## Exercise directions
Each line that includes the word "Optimiert" should be copied from the records.

(Dataset rows describing interfaces)
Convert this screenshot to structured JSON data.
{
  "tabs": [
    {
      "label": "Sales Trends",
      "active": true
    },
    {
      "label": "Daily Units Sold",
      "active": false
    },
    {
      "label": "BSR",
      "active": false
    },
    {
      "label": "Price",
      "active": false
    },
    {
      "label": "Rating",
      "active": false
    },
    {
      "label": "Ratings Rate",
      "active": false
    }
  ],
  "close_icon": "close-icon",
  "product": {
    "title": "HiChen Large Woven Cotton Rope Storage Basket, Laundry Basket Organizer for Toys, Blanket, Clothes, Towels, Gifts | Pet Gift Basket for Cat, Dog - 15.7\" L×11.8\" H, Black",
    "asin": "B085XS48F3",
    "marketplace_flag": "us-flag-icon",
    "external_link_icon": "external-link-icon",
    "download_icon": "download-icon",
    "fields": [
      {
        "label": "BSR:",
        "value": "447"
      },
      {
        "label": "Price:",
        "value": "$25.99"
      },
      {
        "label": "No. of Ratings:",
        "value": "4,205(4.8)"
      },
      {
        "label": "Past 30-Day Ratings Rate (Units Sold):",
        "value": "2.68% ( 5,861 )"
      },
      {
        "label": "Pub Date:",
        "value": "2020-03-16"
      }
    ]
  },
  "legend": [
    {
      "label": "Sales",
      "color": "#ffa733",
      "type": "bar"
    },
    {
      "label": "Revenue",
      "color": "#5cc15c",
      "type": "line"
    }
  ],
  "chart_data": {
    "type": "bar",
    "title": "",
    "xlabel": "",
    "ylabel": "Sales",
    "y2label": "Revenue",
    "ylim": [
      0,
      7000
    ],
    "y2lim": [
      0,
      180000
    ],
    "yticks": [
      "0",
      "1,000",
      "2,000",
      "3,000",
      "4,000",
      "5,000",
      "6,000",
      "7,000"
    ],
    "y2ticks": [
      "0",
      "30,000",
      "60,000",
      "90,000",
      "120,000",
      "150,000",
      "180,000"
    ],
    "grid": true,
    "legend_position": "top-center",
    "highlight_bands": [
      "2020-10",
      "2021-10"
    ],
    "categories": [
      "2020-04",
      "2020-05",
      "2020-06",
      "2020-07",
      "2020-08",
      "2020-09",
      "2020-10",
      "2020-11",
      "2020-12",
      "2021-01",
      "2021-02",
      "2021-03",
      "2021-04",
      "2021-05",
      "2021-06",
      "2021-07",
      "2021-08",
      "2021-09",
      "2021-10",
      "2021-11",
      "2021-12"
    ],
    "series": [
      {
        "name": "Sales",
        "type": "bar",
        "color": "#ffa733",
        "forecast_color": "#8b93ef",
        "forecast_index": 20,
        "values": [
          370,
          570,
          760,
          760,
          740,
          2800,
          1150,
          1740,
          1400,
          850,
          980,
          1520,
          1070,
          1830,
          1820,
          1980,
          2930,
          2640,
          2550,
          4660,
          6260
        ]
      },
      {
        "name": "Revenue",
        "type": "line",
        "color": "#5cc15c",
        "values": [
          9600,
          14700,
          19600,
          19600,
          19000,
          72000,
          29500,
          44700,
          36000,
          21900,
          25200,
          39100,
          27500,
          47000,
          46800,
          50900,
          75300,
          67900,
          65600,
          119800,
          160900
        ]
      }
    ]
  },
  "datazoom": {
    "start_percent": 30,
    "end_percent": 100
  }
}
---
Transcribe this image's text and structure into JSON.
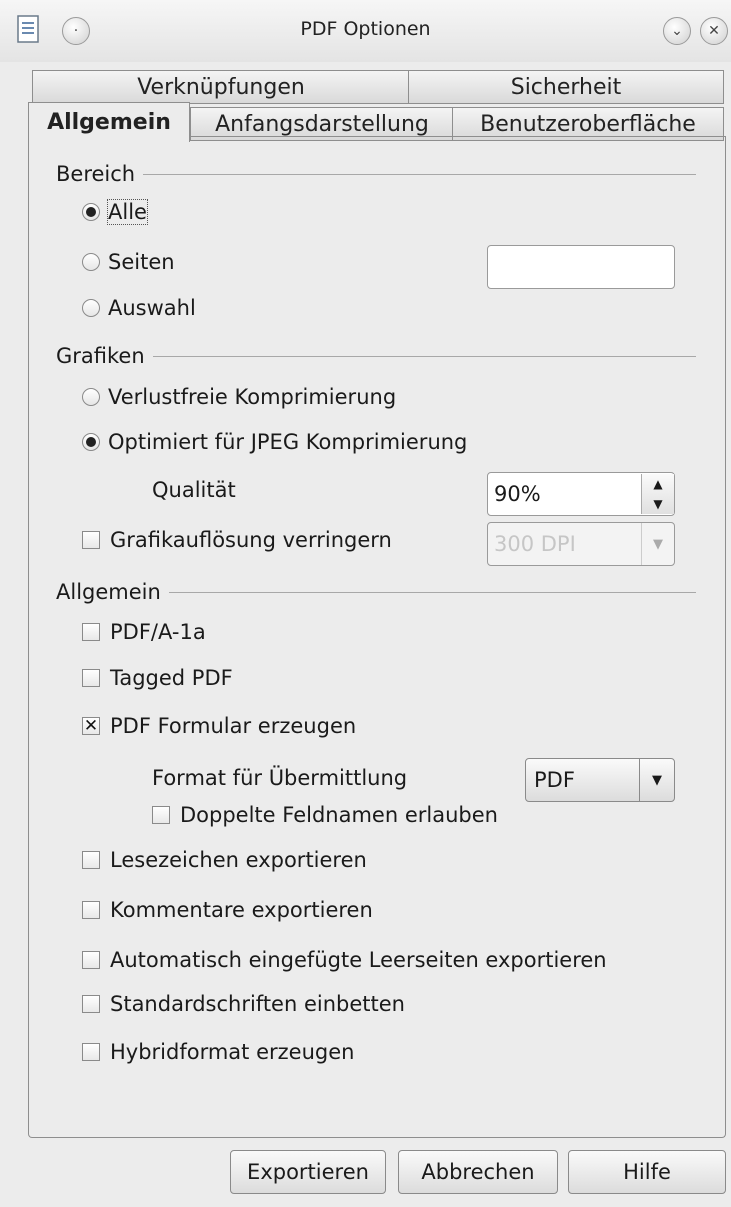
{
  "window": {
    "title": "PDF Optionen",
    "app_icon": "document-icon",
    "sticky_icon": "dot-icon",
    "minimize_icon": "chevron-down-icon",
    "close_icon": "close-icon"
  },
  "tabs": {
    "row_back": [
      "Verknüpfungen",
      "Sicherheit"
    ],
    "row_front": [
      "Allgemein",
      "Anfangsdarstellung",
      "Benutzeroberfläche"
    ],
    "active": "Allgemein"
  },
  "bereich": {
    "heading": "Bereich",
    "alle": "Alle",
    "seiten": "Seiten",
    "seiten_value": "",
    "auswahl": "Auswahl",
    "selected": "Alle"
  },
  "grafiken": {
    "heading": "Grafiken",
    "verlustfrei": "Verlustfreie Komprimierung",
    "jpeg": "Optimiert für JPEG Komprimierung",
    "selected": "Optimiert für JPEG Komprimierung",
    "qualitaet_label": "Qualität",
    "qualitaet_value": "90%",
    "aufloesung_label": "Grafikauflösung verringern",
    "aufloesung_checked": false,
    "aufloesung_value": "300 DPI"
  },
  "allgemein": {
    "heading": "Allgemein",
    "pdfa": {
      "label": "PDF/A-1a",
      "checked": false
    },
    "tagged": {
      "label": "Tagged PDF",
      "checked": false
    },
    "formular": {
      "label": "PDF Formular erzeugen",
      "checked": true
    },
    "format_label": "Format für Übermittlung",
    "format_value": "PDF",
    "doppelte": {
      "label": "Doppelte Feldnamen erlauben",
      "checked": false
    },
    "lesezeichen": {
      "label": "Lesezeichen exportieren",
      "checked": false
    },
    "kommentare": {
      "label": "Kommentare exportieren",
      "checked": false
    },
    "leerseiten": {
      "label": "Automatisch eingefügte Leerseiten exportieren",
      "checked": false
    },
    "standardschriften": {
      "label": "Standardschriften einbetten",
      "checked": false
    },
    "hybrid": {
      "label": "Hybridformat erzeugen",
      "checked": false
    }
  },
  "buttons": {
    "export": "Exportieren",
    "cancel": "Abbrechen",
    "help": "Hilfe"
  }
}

## Answer to the exercise
    "jpeg": "Optimiert für JPEG Komprimierung",
    "selected": "Optimiert für JPEG Komprimierung",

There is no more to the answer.